#### [Exercise prompt]
Find the line that contains "Extract the structured", then repeat it and each line after it to the end of the records, exactly.

** Data for processing follows **

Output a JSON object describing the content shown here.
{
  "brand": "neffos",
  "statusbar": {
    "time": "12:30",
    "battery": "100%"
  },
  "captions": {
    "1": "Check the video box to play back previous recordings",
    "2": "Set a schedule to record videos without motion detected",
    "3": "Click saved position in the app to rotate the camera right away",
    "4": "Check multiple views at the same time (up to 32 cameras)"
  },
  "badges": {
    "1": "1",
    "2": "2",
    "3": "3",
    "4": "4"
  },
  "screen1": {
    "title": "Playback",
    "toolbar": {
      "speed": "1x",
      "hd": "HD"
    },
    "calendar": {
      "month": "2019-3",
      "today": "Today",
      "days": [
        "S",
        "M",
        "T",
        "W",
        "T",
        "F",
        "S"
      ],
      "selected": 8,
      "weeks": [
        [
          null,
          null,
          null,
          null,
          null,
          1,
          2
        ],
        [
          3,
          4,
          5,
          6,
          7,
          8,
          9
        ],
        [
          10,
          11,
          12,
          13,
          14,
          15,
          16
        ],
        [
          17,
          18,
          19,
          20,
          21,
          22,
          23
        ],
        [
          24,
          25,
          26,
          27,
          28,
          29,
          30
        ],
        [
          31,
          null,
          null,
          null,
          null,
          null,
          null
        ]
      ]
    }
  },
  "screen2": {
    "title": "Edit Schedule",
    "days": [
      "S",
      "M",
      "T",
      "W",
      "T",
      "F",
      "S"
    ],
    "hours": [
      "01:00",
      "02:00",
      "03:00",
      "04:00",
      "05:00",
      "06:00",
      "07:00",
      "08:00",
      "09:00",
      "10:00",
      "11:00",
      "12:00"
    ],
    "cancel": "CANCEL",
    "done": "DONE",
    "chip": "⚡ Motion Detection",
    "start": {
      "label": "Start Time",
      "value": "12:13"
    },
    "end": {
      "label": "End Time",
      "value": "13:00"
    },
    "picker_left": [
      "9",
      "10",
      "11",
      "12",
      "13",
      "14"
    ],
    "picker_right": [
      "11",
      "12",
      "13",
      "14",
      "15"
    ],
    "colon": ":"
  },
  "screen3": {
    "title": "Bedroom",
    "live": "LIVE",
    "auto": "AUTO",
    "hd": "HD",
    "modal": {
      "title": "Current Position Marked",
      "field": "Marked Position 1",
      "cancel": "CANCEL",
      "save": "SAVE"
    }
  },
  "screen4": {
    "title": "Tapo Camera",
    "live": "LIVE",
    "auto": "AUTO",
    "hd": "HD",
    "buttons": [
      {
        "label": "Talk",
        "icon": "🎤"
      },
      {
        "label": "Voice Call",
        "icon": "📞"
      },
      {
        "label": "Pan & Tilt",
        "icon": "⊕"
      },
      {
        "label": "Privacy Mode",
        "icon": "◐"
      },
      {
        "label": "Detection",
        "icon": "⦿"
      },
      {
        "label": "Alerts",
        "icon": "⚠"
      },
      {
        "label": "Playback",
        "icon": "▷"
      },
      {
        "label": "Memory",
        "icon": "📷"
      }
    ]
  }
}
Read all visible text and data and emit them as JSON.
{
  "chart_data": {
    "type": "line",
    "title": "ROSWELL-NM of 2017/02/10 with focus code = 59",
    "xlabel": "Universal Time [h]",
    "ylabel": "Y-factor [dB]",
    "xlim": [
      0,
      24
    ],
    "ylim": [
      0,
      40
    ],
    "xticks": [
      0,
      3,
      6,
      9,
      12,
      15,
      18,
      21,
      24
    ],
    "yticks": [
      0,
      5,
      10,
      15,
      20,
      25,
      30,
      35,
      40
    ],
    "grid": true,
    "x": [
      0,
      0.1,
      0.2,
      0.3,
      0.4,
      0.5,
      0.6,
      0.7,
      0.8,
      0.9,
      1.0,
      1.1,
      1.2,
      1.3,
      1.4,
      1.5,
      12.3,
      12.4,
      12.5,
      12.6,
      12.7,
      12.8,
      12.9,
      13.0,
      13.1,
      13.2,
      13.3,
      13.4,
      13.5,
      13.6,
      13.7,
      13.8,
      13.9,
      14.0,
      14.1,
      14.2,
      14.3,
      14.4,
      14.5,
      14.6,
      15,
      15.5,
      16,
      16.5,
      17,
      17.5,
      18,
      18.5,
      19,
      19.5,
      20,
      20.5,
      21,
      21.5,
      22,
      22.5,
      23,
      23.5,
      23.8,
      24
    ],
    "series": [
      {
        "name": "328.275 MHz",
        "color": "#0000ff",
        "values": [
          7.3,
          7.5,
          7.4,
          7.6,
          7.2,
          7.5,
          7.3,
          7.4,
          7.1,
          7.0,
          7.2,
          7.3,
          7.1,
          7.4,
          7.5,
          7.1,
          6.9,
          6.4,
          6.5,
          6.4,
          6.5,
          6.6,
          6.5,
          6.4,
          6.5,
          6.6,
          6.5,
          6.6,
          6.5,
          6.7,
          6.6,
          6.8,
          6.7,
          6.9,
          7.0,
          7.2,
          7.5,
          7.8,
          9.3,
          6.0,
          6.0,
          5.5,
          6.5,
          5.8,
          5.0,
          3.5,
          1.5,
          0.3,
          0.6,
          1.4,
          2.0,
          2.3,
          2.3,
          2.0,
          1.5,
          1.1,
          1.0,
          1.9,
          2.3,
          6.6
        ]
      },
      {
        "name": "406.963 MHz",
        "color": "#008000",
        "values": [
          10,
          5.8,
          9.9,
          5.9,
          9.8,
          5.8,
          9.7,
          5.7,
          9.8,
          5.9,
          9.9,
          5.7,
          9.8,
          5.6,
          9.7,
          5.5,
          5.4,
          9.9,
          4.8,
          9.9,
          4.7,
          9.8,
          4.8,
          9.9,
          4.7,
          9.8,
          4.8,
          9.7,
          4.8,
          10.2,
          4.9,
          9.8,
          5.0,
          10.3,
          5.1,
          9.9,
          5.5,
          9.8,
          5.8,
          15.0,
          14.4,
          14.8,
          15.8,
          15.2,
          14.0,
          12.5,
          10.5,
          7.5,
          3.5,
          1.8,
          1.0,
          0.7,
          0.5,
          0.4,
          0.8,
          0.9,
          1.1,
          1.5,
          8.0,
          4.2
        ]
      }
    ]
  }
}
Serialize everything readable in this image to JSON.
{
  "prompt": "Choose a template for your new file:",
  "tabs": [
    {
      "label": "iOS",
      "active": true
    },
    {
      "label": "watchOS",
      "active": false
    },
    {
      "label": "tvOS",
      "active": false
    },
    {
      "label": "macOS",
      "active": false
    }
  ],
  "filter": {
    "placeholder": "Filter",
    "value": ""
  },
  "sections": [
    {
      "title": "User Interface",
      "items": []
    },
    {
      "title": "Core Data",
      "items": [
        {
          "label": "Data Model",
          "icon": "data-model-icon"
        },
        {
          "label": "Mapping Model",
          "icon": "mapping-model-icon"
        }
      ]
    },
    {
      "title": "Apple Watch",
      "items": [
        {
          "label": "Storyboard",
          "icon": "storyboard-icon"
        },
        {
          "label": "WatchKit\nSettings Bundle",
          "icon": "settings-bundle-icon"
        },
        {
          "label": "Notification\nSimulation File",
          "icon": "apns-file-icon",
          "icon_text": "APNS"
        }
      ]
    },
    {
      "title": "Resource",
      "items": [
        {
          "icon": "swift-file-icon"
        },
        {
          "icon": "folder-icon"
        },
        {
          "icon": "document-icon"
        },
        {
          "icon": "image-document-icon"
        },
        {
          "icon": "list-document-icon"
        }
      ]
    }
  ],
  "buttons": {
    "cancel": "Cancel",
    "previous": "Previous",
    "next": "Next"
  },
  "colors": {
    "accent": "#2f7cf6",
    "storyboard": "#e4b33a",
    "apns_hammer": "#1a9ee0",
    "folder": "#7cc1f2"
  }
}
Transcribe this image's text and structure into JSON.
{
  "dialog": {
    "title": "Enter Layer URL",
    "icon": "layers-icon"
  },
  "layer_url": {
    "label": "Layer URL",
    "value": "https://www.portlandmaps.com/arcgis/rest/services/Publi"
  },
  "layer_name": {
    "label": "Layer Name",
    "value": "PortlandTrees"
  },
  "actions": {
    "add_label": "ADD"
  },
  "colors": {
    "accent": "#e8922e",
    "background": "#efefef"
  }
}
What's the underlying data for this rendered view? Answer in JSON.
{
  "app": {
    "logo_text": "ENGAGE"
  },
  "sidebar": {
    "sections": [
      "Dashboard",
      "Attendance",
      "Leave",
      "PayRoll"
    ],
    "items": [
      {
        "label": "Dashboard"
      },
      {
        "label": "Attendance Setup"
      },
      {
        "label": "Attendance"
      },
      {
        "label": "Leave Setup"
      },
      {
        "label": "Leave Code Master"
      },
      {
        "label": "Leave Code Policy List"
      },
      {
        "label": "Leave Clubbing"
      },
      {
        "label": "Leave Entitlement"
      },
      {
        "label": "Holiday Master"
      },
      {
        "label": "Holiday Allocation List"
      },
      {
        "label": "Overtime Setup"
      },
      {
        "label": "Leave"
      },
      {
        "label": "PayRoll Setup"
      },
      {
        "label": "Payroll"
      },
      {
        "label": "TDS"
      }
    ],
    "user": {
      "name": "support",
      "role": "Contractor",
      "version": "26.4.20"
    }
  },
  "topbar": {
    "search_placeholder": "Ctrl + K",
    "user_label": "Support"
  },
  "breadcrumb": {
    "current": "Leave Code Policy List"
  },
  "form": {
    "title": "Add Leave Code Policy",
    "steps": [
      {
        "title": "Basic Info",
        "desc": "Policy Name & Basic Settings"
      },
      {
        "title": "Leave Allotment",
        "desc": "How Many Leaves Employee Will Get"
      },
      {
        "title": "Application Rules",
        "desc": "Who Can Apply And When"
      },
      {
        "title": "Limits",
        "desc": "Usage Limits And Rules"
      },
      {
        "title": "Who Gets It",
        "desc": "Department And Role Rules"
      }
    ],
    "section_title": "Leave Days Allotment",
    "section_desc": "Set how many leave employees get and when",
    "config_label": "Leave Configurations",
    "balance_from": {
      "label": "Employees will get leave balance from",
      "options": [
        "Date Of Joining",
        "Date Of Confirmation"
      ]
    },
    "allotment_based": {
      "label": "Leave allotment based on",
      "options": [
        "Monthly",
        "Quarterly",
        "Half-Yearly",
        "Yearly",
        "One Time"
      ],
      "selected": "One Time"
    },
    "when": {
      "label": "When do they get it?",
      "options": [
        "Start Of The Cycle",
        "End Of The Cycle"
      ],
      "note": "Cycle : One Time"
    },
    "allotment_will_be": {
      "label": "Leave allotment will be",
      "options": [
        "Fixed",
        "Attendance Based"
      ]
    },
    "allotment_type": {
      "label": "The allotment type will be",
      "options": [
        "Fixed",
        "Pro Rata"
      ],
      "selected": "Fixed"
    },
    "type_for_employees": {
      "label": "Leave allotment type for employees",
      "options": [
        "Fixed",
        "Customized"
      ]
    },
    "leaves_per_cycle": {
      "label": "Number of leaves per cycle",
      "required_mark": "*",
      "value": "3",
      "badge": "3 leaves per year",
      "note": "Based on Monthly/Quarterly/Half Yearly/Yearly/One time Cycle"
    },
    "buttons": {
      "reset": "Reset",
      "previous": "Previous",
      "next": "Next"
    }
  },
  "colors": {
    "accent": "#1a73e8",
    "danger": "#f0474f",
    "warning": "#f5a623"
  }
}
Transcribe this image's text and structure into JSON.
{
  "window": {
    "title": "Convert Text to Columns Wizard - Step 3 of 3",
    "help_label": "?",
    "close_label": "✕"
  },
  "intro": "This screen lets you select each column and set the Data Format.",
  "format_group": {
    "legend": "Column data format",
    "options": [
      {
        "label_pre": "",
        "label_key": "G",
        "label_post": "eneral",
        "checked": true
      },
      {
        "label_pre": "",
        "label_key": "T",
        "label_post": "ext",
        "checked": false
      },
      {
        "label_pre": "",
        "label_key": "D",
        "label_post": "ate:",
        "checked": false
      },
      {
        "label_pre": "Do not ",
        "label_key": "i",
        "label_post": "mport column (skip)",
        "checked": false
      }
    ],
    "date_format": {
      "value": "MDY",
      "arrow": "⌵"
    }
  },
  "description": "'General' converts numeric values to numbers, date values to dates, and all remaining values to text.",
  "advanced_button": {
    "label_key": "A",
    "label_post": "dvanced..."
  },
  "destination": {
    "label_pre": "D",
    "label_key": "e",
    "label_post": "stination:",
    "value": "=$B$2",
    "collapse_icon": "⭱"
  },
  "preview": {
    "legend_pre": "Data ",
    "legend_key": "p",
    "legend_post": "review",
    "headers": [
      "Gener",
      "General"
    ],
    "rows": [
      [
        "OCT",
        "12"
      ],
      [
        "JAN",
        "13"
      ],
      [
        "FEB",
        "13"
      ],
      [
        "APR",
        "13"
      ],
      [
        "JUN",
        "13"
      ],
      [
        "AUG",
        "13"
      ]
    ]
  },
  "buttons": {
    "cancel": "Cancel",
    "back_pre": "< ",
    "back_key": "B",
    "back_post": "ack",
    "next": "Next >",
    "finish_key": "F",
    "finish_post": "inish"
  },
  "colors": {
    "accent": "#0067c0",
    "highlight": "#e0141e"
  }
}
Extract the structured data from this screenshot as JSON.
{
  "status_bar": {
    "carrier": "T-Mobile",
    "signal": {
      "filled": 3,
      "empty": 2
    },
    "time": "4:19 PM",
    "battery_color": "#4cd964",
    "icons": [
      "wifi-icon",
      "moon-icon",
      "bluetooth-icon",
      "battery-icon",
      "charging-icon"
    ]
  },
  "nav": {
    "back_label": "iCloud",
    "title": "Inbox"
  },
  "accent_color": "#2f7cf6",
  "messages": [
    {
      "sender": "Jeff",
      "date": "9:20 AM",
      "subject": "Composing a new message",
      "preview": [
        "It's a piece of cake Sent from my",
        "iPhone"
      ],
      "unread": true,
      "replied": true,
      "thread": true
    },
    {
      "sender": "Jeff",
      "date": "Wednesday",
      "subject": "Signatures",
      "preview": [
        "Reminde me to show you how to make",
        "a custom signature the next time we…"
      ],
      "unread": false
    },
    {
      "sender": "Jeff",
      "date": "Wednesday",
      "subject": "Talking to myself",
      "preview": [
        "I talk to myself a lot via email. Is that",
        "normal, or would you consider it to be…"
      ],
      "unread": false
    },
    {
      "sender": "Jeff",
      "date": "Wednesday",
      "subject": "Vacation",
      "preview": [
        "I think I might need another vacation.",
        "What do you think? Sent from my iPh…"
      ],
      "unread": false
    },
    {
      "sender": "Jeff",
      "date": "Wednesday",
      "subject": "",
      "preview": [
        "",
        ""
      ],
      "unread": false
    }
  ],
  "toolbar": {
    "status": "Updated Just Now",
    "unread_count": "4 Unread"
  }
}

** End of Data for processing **

#### [Response to the exercise]
Extract the structured data from this screenshot as JSON.
{
  "status_bar": {
    "carrier": "T-Mobile",
    "signal": {
      "filled": 3,
      "empty": 2
    },
    "time": "4:19 PM",
    "battery_color": "#4cd964",
    "icons": [
      "wifi-icon",
      "moon-icon",
      "bluetooth-icon",
      "battery-icon",
      "charging-icon"
    ]
  },
  "nav": {
    "back_label": "iCloud",
    "title": "Inbox"
  },
  "accent_color": "#2f7cf6",
  "messages": [
    {
      "sender": "Jeff",
      "date": "9:20 AM",
      "subject": "Composing a new message",
      "preview": [
        "It's a piece of cake Sent from my",
        "iPhone"
      ],
      "unread": true,
      "replied": true,
      "thread": true
    },
    {
      "sender": "Jeff",
      "date": "Wednesday",
      "subject": "Signatures",
      "preview": [
        "Reminde me to show you how to make",
        "a custom signature the next time we…"
      ],
      "unread": false
    },
    {
      "sender": "Jeff",
      "date": "Wednesday",
      "subject": "Talking to myself",
      "preview": [
        "I talk to myself a lot via email. Is that",
        "normal, or would you consider it to be…"
      ],
      "unread": false
    },
    {
      "sender": "Jeff",
      "date": "Wednesday",
      "subject": "Vacation",
      "preview": [
        "I think I might need another vacation.",
        "What do you think? Sent from my iPh…"
      ],
      "unread": false
    },
    {
      "sender": "Jeff",
      "date": "Wednesday",
      "subject": "",
      "preview": [
        "",
        ""
      ],
      "unread": false
    }
  ],
  "toolbar": {
    "status": "Updated Just Now",
    "unread_count": "4 Unread"
  }
}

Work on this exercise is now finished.